In the drawings, Figure 1 is a side elevation of the rear end of a spring and the horn I Bate'nt ed May 3, 1921.

of a frame of an automobile, said spring 4 and horn being connected by a shackle embodying my invention.

F g. 2 is a section on line 22 of Fig. 1.

Fig. 3 is a side elevation of one spring shackle.

Fig. 4 is a side elevation of the cooperatmg shackle bearing plate.

F 1g. 5 is a side elevation and Fig. 6 is a section of the frame or spring bearing plate.

Referrmg now to the drawings, at 11 is shown the rear end of a horn forming part of the frame of an automobile which may be assumed to be supplied with the so-called Hotchkiss drive; 12 is the rear end of a sprmg; 13--13 are spring shackles secured to the horn 11 by the shackle bolt 14 and to the spring 12 by the shackle bolt 15. Each shackle 13 is provided on one face with two ribs or ledges a and the parts are assembled so that the ledges a of the two s ring shackles face each other. This w' 1 be clearly seen from Fig. 2. At 17 is shown a bearing plate (see also Fig. 4) which is substantially circular but has a straight or slabbed-off edge, as shown at b in Fig. 4. The bearing plate has a hole 0 to receive the shackle bolt 14 or 15 as the case may be, and is of such a shape that when it is in place, its edge I) will lie in contact with one face of the ledge a and thereby the bearin plate will be caused to move with the shac le 13. It will, therefore, practicall form a part of the spring shackle when tli e parts are assembled, but is entirely separate from it when they are removed. At 18 is shown a cooperating bearing plate (see also Figs.
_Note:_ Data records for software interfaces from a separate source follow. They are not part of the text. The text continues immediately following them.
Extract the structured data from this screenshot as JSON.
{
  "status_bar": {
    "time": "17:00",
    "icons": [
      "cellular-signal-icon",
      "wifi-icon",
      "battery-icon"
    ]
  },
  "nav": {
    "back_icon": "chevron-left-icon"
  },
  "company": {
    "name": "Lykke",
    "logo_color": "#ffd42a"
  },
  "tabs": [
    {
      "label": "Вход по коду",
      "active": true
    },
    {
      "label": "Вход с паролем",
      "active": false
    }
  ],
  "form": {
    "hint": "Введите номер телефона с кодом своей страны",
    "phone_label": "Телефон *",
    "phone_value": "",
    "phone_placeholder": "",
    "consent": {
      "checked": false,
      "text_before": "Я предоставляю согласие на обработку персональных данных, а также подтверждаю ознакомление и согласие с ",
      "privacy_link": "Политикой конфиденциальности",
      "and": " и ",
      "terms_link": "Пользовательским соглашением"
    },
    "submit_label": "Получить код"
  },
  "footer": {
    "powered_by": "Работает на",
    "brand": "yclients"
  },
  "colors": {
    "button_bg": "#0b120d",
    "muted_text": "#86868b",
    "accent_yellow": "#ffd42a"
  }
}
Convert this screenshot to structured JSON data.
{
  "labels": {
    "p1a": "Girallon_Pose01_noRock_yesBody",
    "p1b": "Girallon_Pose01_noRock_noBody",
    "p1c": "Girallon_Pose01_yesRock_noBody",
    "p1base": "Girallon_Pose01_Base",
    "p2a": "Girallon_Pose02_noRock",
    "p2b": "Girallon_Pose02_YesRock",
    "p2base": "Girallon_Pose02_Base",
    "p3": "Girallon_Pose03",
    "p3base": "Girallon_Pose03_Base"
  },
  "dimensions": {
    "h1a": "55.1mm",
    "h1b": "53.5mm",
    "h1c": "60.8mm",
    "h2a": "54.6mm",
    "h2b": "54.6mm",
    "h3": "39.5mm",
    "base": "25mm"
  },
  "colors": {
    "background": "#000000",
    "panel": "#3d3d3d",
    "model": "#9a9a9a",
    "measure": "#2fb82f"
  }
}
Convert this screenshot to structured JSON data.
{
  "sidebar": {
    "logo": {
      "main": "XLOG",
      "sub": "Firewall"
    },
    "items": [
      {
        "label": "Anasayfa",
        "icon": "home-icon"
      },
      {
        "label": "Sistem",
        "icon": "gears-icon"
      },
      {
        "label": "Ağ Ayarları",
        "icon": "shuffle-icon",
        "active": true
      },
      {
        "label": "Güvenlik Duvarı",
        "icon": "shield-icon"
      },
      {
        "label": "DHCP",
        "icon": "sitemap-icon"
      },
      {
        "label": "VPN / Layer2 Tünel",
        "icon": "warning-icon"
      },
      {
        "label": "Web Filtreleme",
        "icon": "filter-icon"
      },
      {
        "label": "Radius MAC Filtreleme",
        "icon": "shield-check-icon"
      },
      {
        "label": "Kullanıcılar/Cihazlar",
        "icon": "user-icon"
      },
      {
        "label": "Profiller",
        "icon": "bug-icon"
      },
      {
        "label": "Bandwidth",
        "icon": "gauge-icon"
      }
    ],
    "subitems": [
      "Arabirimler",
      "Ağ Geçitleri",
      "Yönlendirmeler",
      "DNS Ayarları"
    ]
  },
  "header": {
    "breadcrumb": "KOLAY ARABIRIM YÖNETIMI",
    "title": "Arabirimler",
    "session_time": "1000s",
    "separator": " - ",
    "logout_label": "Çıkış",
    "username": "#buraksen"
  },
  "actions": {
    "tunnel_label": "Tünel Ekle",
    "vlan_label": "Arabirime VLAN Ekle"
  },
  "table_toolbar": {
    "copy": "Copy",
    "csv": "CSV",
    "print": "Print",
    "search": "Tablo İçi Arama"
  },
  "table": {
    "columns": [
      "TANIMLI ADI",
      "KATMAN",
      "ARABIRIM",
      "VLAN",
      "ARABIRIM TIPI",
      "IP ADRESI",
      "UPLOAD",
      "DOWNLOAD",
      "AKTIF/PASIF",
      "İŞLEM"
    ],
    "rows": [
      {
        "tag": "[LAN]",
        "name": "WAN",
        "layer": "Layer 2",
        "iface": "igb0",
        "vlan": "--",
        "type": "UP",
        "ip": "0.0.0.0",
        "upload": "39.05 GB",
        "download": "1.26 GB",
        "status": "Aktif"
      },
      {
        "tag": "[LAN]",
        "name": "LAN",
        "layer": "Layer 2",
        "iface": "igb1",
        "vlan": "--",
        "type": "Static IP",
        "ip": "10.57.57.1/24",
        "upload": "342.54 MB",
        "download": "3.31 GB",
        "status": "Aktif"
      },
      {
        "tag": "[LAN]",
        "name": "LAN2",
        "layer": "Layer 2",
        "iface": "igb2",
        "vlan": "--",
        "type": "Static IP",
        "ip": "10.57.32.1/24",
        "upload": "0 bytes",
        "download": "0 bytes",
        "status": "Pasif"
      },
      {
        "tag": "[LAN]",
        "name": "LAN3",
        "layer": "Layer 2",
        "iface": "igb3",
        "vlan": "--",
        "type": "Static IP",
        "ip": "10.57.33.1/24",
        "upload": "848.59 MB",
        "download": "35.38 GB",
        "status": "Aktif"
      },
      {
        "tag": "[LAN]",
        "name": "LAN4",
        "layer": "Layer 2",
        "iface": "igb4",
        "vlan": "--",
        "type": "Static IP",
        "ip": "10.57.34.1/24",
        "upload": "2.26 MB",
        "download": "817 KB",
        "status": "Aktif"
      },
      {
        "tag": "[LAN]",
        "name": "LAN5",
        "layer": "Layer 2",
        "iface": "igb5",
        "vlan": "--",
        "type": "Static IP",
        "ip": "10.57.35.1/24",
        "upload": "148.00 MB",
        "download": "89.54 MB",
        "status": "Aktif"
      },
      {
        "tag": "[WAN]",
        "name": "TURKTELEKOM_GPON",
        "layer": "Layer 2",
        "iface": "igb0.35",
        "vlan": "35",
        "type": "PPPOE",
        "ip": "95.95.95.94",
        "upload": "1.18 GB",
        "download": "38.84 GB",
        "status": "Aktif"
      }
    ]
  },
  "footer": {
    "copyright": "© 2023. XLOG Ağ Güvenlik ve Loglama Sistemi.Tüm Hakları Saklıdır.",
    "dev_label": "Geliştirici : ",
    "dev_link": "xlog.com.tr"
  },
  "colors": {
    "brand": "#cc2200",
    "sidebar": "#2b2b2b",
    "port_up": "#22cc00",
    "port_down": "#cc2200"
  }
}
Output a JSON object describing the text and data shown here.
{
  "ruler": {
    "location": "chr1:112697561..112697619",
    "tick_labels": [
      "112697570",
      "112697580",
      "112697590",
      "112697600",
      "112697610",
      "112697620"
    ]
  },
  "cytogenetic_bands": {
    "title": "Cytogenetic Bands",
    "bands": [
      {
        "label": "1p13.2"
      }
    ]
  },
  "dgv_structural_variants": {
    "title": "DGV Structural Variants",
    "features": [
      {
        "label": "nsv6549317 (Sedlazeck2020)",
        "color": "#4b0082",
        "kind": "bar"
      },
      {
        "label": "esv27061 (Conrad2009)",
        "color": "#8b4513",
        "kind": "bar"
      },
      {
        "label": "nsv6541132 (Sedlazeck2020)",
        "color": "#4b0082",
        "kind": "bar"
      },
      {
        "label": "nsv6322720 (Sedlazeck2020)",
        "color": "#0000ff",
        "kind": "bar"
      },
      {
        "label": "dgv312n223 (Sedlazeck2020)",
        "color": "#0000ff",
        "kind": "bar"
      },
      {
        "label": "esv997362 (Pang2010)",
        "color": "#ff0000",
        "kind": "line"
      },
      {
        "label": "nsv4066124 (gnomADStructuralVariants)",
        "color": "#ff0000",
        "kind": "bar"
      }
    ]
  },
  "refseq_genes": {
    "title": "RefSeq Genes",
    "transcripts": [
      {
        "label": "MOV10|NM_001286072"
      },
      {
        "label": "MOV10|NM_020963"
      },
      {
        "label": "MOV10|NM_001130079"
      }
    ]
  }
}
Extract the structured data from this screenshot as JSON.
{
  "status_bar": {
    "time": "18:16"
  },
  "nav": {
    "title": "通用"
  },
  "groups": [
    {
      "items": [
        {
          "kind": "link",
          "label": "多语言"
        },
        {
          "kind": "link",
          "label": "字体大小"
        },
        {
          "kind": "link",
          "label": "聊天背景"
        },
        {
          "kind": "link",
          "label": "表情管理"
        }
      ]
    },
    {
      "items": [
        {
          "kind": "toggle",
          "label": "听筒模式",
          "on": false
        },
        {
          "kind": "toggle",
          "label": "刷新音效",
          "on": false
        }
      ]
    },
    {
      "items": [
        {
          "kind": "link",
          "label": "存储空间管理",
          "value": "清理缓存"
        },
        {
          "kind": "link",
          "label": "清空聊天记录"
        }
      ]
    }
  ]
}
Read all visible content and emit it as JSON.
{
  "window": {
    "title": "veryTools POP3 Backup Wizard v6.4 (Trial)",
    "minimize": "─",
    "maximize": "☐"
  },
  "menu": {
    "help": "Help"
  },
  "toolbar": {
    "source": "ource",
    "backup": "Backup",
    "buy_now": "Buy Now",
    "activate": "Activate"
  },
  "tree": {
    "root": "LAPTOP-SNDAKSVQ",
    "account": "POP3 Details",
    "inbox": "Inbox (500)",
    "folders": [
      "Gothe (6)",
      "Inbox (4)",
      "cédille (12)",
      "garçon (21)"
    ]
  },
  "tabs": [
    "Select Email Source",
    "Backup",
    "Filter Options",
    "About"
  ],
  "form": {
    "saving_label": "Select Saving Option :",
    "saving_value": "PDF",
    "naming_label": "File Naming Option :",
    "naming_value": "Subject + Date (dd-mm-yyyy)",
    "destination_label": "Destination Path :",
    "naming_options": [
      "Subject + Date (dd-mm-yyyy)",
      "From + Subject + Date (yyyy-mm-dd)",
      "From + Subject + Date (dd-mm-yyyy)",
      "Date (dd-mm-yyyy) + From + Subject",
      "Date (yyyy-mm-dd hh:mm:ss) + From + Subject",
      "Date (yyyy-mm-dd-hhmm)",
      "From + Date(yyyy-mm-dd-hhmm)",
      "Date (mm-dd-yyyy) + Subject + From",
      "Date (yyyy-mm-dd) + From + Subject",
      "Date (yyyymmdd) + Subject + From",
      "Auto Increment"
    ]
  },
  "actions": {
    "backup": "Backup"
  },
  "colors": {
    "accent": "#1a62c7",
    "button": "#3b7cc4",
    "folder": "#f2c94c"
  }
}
- 5 and 6) having two lugs d and e which engage the horn of the frame or the edge of the spring as the case may be. In either case, the bearing plate is held from movement relatively to the horn or spring and practically forms a part of it when the parts are assembled in the same way that the bearing plate 17 is practically a part of the spring shackle 13. All the parts are held in place by the shackle bolts 14 and 15 and the nuts 19 and 20. The two bearing plates 17 and 18 are made of hardened steel or other suitable material and are wear-resisting. Being preferably of the same hardness and presenting a smooth surface to each other, they wear imperceptibly and protect the spring shackles from all wear. As each of the two bearing plates is fixed to its respective memrelatively 1hard metal her which is thespring shackle in one case and the horn or spring in the other, and as they separate the spring shackle from the other member, it is possible to make the loose nor rattle and is therefore much more" satisfactory as well as more economical in action.

From the foregoing, it will be seen that my invention entirely eliminates the troubles heretofore arising from the 'cuttmg, scorlng and rapid wearing of sprin shackles and provides a construction whic is also much safer.

. What I claim is:

1. In combination with a frame or spring member and a shackle bolt, a spring shackle of relatively soft metal, a bearing plate of surrounding the shackle t and secured to the frame or s ring member, and a cooperating bearing p ate in contact with the first plate and'secured to the shackle.

2. In combination with a frame-or spring member and a shackle bolt, a spring shackle of relatively soft metal, and two bearing plates of harder material interposed between them and secured respectively to the said two members so that they will oscillate with the members to which they are secured and will move relatively to each other.

-\ 3. In combination with a frame or spring member and a shackle bolt, a spring shackle of relatively soft material havin a shoulder formed on the side, a bearing p ate slabbed off to form a. face for contact with the shoulder so that the said shackle and hear ing plate will move together as one piece, and a cooperating bearing plate secured to the frame or spring member so that they will move together as one iece, both of said bearing plates being of relatively hard material and in contact with each other.

In testimony whereof I aflix my signature.

S. I. FEKETE

Referenced by
Citing PatentFiling datePublication dateApplicantTitle
US5007660 *Aug 17, 1989Apr 16, 1991The B. F. Goodrich CompanySuspension system
Classifications
U.S. Classification267/271
International ClassificationB60G11/12, B60G11/02
Cooperative ClassificationB60G11/12
European ClassificationB60G11/12